Your task =
Each line below needs to be restated word for word.

*** Extracted information ***

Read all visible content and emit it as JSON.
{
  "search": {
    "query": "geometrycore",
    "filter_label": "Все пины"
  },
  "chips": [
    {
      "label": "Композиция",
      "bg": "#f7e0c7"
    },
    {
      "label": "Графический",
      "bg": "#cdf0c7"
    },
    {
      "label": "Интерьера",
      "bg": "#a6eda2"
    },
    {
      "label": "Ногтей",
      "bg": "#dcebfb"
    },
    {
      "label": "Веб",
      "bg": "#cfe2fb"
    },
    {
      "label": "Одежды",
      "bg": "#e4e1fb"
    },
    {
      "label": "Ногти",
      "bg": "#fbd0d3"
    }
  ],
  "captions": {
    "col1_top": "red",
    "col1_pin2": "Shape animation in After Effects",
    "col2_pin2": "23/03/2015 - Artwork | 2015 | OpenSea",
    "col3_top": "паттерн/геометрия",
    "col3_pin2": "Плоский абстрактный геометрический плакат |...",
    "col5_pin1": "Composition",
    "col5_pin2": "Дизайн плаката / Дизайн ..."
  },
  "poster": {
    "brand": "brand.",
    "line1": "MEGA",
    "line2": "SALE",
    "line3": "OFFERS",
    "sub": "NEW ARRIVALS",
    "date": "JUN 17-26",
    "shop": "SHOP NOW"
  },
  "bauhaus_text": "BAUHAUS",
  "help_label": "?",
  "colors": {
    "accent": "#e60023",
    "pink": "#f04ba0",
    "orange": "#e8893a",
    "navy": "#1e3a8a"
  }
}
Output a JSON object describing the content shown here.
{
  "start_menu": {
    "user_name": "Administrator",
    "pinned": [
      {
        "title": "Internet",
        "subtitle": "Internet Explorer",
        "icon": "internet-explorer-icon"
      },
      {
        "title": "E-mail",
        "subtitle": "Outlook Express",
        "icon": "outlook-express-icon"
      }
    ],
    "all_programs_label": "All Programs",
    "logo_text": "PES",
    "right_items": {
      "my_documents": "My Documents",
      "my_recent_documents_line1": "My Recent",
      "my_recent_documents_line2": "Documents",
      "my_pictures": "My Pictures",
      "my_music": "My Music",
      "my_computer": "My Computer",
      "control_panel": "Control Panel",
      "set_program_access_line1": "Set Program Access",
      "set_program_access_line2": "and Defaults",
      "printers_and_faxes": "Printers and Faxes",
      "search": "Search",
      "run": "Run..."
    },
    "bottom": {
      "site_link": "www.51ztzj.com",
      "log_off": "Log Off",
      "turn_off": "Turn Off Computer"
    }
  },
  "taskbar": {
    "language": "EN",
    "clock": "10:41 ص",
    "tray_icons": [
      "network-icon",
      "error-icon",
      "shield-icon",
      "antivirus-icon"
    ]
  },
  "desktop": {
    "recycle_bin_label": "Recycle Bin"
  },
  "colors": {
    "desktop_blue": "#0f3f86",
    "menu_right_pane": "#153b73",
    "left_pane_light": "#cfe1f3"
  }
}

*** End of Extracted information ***

Answer box =
Read all visible content and emit it as JSON.
{
  "search": {
    "query": "geometrycore",
    "filter_label": "Все пины"
  },
  "chips": [
    {
      "label": "Композиция",
      "bg": "#f7e0c7"
    },
    {
      "label": "Графический",
      "bg": "#cdf0c7"
    },
    {
      "label": "Интерьера",
      "bg": "#a6eda2"
    },
    {
      "label": "Ногтей",
      "bg": "#dcebfb"
    },
    {
      "label": "Веб",
      "bg": "#cfe2fb"
    },
    {
      "label": "Одежды",
      "bg": "#e4e1fb"
    },
    {
      "label": "Ногти",
      "bg": "#fbd0d3"
    }
  ],
  "captions": {
    "col1_top": "red",
    "col1_pin2": "Shape animation in After Effects",
    "col2_pin2": "23/03/2015 - Artwork | 2015 | OpenSea",
    "col3_top": "паттерн/геометрия",
    "col3_pin2": "Плоский абстрактный геометрический плакат |...",
    "col5_pin1": "Composition",
    "col5_pin2": "Дизайн плаката / Дизайн ..."
  },
  "poster": {
    "brand": "brand.",
    "line1": "MEGA",
    "line2": "SALE",
    "line3": "OFFERS",
    "sub": "NEW ARRIVALS",
    "date": "JUN 17-26",
    "shop": "SHOP NOW"
  },
  "bauhaus_text": "BAUHAUS",
  "help_label": "?",
  "colors": {
    "accent": "#e60023",
    "pink": "#f04ba0",
    "orange": "#e8893a",
    "navy": "#1e3a8a"
  }
}
Output a JSON object describing the content shown here.
{
  "start_menu": {
    "user_name": "Administrator",
    "pinned": [
      {
        "title": "Internet",
        "subtitle": "Internet Explorer",
        "icon": "internet-explorer-icon"
      },
      {
        "title": "E-mail",
        "subtitle": "Outlook Express",
        "icon": "outlook-express-icon"
      }
    ],
    "all_programs_label": "All Programs",
    "logo_text": "PES",
    "right_items": {
      "my_documents": "My Documents",
      "my_recent_documents_line1": "My Recent",
      "my_recent_documents_line2": "Documents",
      "my_pictures": "My Pictures",
      "my_music": "My Music",
      "my_computer": "My Computer",
      "control_panel": "Control Panel",
      "set_program_access_line1": "Set Program Access",
      "set_program_access_line2": "and Defaults",
      "printers_and_faxes": "Printers and Faxes",
      "search": "Search",
      "run": "Run..."
    },
    "bottom": {
      "site_link": "www.51ztzj.com",
      "log_off": "Log Off",
      "turn_off": "Turn Off Computer"
    }
  },
  "taskbar": {
    "language": "EN",
    "clock": "10:41 ص",
    "tray_icons": [
      "network-icon",
      "error-icon",
      "shield-icon",
      "antivirus-icon"
    ]
  },
  "desktop": {
    "recycle_bin_label": "Recycle Bin"
  },
  "colors": {
    "desktop_blue": "#0f3f86",
    "menu_right_pane": "#153b73",
    "left_pane_light": "#cfe1f3"
  }
}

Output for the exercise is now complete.